a view of the Macpherson mountain range

On the border of Queensland and New South Wales, behind the Gold Coast, you may find the Macpherson mountain range, part of the Great Dividing Range – one of the places I love. The road leads from Southport via Nerang up through Mount Tamborine to the town of Canungra where you may continue your journey to one of two mountain resorts: Binna Burra or O’Reilly’s. I was negotiating the mountain passes on the way to O’Reilly’s. In the passenger seat was my18 year old niece Caroline, who was visiting Australia for a month (where I lived at the time).

Caroline had mentioned that she and her friend Jo (her fellow traveller to Australia) had gone to Sydney to stay in a house of students who they knew nothing of. And discovered that they were all committed Christians – just like Caroline and Jo. Caroline found that wonderful. I said, “Well, like attracts like” – for me as a New Ager I believed that this apparent coincidence was the operation of the Universal system / the principle of  “reality follows thought.” But Caroline was having none of this. “No, it was God,” she said.

I didn’t want to argue with her.
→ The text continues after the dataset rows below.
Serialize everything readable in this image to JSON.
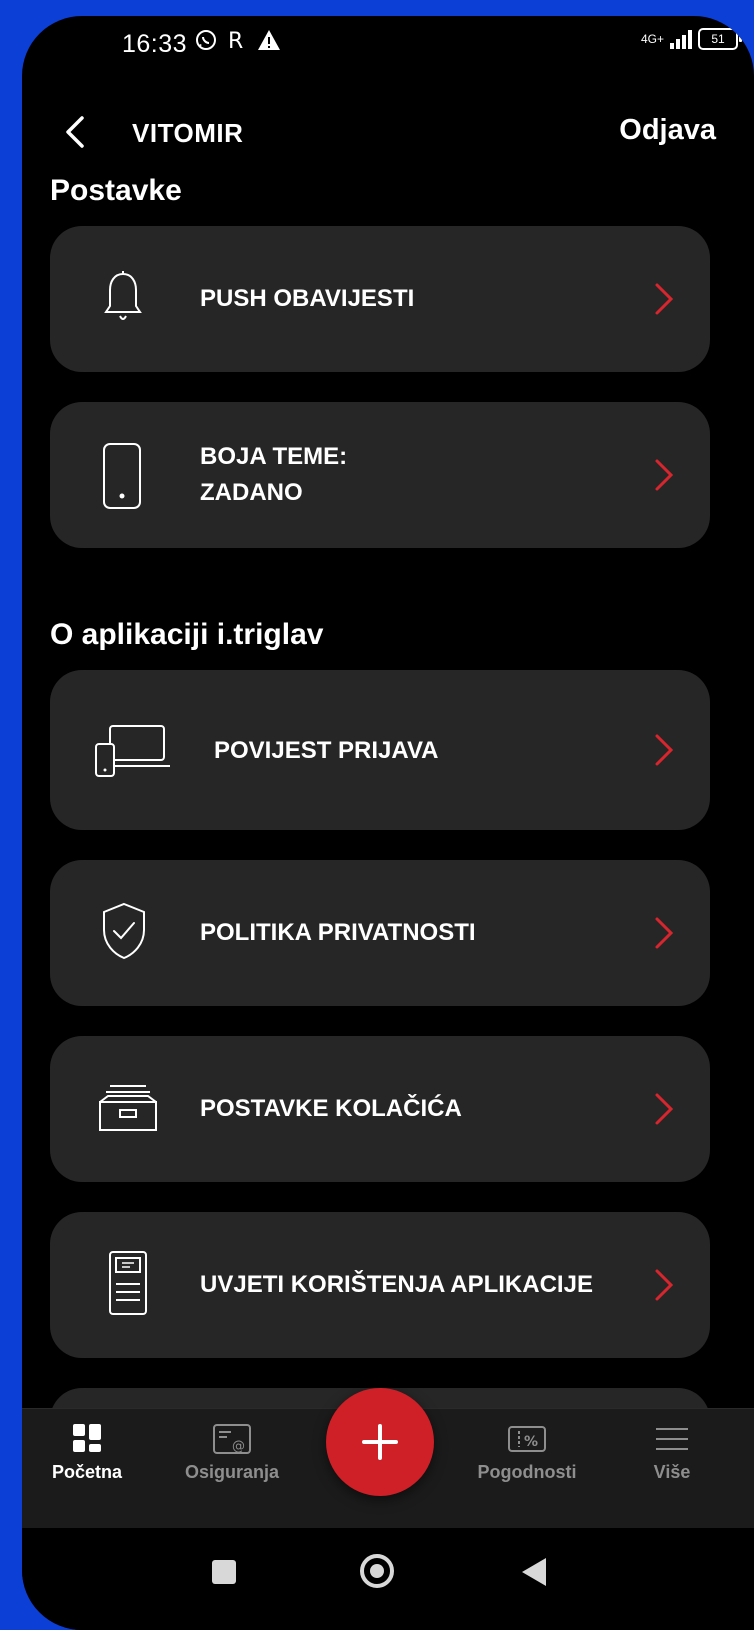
{
  "status_bar": {
    "time": "16:33",
    "network": "4G+",
    "battery": "51"
  },
  "header": {
    "user_name": "VITOMIR",
    "logout_label": "Odjava"
  },
  "settings": {
    "title": "Postavke",
    "items": [
      {
        "label": "PUSH OBAVIJESTI",
        "icon": "bell-icon"
      },
      {
        "label_line1": "BOJA TEME:",
        "label_line2": "ZADANO",
        "icon": "phone-icon"
      }
    ]
  },
  "about": {
    "title": "O aplikaciji i.triglav",
    "items": [
      {
        "label": "POVIJEST PRIJAVA",
        "icon": "devices-icon"
      },
      {
        "label": "POLITIKA PRIVATNOSTI",
        "icon": "shield-check-icon"
      },
      {
        "label": "POSTAVKE KOLAČIĆA",
        "icon": "cookie-drawer-icon"
      },
      {
        "label": "UVJETI KORIŠTENJA APLIKACIJE",
        "icon": "document-icon"
      }
    ]
  },
  "bottom_nav": {
    "items": [
      {
        "label": "Početna",
        "icon": "home-grid-icon",
        "active": true
      },
      {
        "label": "Osiguranja",
        "icon": "insurance-card-icon",
        "active": false
      },
      {
        "label": "Pogodnosti",
        "icon": "discount-ticket-icon",
        "active": false
      },
      {
        "label": "Više",
        "icon": "menu-icon",
        "active": false
      }
    ],
    "fab_icon": "plus-icon"
  },
  "colors": {
    "accent": "#cf1f27",
    "card": "#262626",
    "background": "#000000"
  }
}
Especially as I was driving up a perilous mountain road at the time. My own beliefs were a mixture of NeoPaganism, Pantheism and Eastern Mysticism. I pursued gurus, tried Buddhism, practised eastern forms of meditation and various esoteric philosophies, teachings and techniques.

I prepared to go into “indulgent tolerance” mode whilst we climbed higher up the mountain range. It was because of that very black-and-white “certainty” that I had long mistrusted evangelical Christianity.

But Caroline then launched into a full exposition of the gospel and of the fact that Jesus Christ had come to bridge that divide between God and humankind; and when we reached our cabin in the resort, she drew for me a picture of a cross bridging that chasm. All the time I was in tolerance mode. I didn’t need evangelising. I considered myself knowledgable about the bible, & had been good at R.K. at school. So I just let Caroline do her thing, until she at last got distracted by a  snake lying in the path.

For the next year I continued in my usual way, following my own spiritual interests, occasionally thinking of this episode. OK I hadn’t liked being evangelised. But I was impressed by her conviction, by her belief that her religion wasn’t a private matter, it was to be shared; and by her courage. I thought, “I wouldn’t do that.” It’s a personality thing too, but I actually believed everyone has a right to their own beliefs & it was no business of mine to try and convert someone else to my beliefs. But Caroline believed she not only had a right but a responsibility to tell me what she believes. I was impressed by that. But I didn’t do anything about it until 1991 a few months after I’d returned to live in England, with my parents in their Kent village near Tonbridge – and it changed my life.

Have you ever changed your life as a result of a conversation with one person? Or was it a long process, involving several people, covering a number of years? Please share your own stories with me!